=== Section Start ===

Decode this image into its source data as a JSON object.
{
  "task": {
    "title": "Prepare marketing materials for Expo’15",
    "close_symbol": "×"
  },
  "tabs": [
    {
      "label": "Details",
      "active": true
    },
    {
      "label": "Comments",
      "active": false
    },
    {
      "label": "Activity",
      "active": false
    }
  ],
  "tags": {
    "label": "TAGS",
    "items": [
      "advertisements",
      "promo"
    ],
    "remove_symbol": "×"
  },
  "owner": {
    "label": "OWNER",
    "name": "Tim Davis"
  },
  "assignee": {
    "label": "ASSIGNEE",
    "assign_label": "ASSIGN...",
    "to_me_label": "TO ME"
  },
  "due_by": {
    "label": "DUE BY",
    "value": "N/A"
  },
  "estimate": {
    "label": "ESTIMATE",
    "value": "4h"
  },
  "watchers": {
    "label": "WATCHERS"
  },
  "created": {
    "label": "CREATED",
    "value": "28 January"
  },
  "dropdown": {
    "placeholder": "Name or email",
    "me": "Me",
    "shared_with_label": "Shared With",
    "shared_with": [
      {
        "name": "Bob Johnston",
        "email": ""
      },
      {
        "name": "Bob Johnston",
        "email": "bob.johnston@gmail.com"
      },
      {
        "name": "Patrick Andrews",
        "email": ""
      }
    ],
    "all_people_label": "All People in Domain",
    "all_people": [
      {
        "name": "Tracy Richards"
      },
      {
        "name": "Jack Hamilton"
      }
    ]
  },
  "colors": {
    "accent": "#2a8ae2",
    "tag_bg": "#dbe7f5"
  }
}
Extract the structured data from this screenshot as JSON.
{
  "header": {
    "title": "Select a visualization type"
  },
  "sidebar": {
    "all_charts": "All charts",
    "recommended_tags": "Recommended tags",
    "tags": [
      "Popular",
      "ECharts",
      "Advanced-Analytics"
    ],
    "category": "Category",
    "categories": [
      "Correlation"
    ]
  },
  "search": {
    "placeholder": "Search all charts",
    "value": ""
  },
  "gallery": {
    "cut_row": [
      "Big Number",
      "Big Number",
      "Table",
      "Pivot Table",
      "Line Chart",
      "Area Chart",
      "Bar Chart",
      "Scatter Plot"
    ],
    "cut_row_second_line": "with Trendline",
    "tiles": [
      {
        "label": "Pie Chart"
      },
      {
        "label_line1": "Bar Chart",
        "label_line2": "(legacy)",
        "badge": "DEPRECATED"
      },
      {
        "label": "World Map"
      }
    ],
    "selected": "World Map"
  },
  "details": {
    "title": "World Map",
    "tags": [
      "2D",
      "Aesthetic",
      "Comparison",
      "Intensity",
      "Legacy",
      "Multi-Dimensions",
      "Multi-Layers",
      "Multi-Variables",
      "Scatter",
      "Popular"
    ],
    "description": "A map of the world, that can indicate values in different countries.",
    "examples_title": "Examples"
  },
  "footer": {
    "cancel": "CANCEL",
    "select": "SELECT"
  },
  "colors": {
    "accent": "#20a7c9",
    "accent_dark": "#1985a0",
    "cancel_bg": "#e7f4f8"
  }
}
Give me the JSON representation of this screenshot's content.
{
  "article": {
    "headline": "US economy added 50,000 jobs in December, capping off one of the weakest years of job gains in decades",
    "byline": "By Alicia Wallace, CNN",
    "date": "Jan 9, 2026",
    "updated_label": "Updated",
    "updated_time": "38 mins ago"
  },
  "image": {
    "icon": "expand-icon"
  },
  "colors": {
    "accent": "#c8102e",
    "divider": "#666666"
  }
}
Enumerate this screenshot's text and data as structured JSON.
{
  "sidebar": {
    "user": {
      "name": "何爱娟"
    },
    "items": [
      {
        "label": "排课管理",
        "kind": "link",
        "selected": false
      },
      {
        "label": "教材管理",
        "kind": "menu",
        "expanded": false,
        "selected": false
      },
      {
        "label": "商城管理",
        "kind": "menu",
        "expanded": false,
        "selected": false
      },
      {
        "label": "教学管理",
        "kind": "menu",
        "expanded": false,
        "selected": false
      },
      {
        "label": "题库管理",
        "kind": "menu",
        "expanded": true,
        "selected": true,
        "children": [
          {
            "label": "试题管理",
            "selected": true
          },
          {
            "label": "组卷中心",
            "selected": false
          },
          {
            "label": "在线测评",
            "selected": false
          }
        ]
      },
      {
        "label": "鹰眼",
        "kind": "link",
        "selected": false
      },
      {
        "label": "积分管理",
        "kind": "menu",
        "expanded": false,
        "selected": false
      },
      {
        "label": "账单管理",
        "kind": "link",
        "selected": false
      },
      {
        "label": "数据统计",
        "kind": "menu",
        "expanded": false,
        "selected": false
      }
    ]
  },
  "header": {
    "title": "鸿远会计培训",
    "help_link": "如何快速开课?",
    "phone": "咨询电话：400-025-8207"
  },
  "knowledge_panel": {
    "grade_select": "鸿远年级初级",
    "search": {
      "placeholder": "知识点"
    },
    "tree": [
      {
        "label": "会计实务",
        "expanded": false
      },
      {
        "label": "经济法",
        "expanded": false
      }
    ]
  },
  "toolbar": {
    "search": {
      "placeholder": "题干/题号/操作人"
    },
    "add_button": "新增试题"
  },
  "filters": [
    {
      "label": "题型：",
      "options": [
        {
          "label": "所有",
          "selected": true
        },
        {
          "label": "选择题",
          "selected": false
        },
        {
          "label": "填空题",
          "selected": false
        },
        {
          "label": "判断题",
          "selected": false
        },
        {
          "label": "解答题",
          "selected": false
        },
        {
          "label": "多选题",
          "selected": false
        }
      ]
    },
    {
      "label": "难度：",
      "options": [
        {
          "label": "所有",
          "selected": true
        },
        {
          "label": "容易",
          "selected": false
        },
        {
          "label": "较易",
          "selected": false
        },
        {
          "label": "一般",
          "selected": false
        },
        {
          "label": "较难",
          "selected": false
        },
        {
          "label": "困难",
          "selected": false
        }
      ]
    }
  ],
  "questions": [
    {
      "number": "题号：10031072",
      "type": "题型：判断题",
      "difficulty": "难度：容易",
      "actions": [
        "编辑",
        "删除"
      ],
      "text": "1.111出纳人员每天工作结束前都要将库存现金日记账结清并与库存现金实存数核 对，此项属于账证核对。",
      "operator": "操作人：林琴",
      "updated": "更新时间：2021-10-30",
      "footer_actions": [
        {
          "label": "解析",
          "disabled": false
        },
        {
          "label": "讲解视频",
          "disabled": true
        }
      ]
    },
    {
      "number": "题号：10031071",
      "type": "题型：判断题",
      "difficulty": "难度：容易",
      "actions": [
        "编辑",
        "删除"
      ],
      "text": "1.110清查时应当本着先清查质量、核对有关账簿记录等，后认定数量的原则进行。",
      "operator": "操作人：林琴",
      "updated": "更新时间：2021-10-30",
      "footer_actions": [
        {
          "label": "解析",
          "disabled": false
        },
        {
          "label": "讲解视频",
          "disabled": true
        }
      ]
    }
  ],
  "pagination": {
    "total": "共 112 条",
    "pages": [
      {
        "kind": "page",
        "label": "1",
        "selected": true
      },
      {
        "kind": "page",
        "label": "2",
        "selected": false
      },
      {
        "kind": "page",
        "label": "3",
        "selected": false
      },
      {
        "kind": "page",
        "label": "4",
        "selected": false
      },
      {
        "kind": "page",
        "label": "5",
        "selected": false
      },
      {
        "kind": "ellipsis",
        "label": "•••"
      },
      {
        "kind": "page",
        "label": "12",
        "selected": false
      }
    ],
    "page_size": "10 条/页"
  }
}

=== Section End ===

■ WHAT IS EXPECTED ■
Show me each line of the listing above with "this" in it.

■ TASK RESULT ■
Decode this image into its source data as a JSON object.
Extract the structured data from this screenshot as JSON.
Give me the JSON representation of this screenshot's content.
Enumerate this screenshot's text and data as structured JSON.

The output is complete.